Oil prices rose to another record high on Thursday despite weather forecasts showing Tropical Storm Katrina was shifting away from the Gulf of Mexico.
The crude contract for October delivery closed up 17 cents to $67.49 a barrel on Nymex, another all-time high closing price. Gasoline futures rose 3 cents to $1.96 a gallon, inching closer to the $2 a gallon record high reached last week.
Oil soared to a previous record of $67.32 Wednesday as another big weekly drop in U.S. gasoline inventories and the approaching tropical storm got traders nervous over a supply shortage.
Since then, however, Katrina has reportedly shifted toward southern Florida, and forecasts suggest it will later turn north, missing the oil-producing infrastructure in the Gulf.
Oil futures were lower throughout most of Thursday's session as the storm shifted, but turned higher late. The day-to-day news aside, refining capacity constraints and tight spare production capacity worldwide continue to support oil prices at levels not seen in more than two decades.
The Energy Department said Wednesday that gasoline inventories fell by 3.2 million barrels, an eighth consecutive weekly drop, and are at the bottom of the seasonal average.
That led to climbing retail gasoline prices, which rose this week to $2.61 a gallon, roughly 73 cents higher than a year ago. Retail gasoline has been at a nominal high for three weeks in a row.
For the first time in more than 20 years, high fuel prices have prompted a state government to intervene.

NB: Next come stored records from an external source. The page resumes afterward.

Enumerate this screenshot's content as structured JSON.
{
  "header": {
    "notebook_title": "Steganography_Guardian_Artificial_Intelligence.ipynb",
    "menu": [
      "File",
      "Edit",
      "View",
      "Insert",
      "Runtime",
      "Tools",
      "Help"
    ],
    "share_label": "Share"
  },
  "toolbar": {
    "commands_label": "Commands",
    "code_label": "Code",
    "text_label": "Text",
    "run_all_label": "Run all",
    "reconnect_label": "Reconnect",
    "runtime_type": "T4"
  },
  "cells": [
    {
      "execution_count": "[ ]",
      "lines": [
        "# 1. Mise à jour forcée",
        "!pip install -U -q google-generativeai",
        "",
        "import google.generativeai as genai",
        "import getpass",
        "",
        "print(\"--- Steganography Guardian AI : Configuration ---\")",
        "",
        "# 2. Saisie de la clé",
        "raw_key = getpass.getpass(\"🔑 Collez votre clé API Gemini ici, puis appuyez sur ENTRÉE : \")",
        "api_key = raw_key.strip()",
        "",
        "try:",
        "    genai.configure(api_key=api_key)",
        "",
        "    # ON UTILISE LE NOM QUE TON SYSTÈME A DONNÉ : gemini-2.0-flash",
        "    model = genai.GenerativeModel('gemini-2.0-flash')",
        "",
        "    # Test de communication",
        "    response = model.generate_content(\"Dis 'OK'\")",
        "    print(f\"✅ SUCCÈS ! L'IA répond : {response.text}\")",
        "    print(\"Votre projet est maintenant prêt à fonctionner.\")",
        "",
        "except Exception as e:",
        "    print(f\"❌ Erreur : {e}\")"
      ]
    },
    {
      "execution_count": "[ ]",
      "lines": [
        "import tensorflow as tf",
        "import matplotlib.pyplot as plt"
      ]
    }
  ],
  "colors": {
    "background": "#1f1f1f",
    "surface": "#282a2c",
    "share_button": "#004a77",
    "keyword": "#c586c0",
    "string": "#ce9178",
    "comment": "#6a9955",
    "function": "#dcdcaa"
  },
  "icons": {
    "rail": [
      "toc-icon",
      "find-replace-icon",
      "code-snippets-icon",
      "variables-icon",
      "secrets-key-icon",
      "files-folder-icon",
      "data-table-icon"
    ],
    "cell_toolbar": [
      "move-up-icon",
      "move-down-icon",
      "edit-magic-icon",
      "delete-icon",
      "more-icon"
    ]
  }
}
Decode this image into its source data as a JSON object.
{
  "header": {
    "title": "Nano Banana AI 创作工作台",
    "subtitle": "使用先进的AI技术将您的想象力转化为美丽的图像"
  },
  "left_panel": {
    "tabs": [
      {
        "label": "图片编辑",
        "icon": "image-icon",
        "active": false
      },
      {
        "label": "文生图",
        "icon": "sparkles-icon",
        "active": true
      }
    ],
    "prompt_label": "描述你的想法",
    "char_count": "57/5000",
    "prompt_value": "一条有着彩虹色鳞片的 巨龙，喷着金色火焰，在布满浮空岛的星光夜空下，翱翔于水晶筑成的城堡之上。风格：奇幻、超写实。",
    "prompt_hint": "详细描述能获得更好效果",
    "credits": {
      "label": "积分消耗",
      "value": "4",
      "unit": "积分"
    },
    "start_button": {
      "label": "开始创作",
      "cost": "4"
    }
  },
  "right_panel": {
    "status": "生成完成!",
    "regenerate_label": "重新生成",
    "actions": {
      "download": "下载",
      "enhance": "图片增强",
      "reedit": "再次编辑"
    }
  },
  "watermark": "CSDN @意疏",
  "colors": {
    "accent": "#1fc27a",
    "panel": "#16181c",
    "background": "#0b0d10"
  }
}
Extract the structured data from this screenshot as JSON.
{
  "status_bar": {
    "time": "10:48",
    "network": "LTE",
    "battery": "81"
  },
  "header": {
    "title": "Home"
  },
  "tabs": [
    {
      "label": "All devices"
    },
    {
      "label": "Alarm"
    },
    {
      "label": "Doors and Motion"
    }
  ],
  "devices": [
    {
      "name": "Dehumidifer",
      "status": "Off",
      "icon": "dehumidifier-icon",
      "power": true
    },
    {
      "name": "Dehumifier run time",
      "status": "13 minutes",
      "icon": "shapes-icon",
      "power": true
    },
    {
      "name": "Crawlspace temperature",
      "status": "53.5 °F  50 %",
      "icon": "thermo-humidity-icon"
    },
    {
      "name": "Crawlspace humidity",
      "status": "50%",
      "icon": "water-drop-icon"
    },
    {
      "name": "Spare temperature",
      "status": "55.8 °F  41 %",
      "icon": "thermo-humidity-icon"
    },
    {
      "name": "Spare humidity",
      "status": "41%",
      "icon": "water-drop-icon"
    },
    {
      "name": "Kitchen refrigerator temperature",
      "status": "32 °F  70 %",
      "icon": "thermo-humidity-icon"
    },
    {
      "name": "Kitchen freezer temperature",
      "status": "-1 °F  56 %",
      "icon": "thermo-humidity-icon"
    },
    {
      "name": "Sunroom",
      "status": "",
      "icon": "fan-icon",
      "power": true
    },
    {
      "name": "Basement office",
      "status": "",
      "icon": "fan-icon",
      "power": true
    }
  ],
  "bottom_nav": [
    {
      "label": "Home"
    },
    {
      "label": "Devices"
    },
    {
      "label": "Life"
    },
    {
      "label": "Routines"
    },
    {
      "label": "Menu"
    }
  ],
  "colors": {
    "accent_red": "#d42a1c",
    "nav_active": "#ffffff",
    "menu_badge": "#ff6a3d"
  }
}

On Wednesday, Hawaii enacted caps on wholesale gasoline prices in an effort to reduce costs at the pump, which rose to $2.76 a gallon in the state that day.
The state's public utilities commission said that starting Sept. 1, the two refineries operating in Hawaii, owned by
, won't be allowed to charge more than $2.1578 a gallon for regular unleaded gasoline, or about $2.74 a gallon including taxes, the
Price caps, however, weren't applied to retailers, who could potentially continue to charge a premium that would bring prices back up to where they are today.
John Felmy, director of policy, analysis and statistics at the American Petroleum Institute, an industry group, says he's "very concerned" about the price caps in Hawaii.
"Prices have led in the past and can still lead to gas lines at stations and to an economic downturn," Felmy says. "All it is, is regulating the wholesale side, which could lead to a consumer panic over supply shortages."
Felmy explains that just the idea of price caps could send motorists scrambling to secure gasoline in anticipation of a shortage.
Hawaii, he says, has an economy in which everything is significantly more expensive than in the mainland U.S. Gasoline is no different, as the costs of refining are more expensive and taxes are higher. Also, the two refineries operating in the state are relatively simple and can only process the light sweet crude, a significantly more expensive oil type.
Geoff Sundstrom at AAA (formerly the American Automobile Association), said that "given the historical experience we've had in the
1970s and 1980s, when price caps created real supply shortages, we are reluctant to embrace anything of this sort."
Analysts are going to be watching Hawaii as "an interesting experiment" to see whether suppliers actually turn away deliveries to the state.
In company news,
, which provides construction and engineering services to the oil industry, said its business units located in Canada, the U.S. and western Africa have been awarded multiple projects valued at $260 million. The deals include the construction of gas pipelines from the Canadian oil sands for
, as well as replacing and upgrading pipelines and equipment in Texas for
. Shares of Willbros jumped 41.23, or 7.7%, to $17.13.
approved a 2-for-1 split of its common stock, subject to stockholders' approval.
Major oil producers' shares were mixed Thursday.
fell 0.6%, and Chevron gained 0.07%.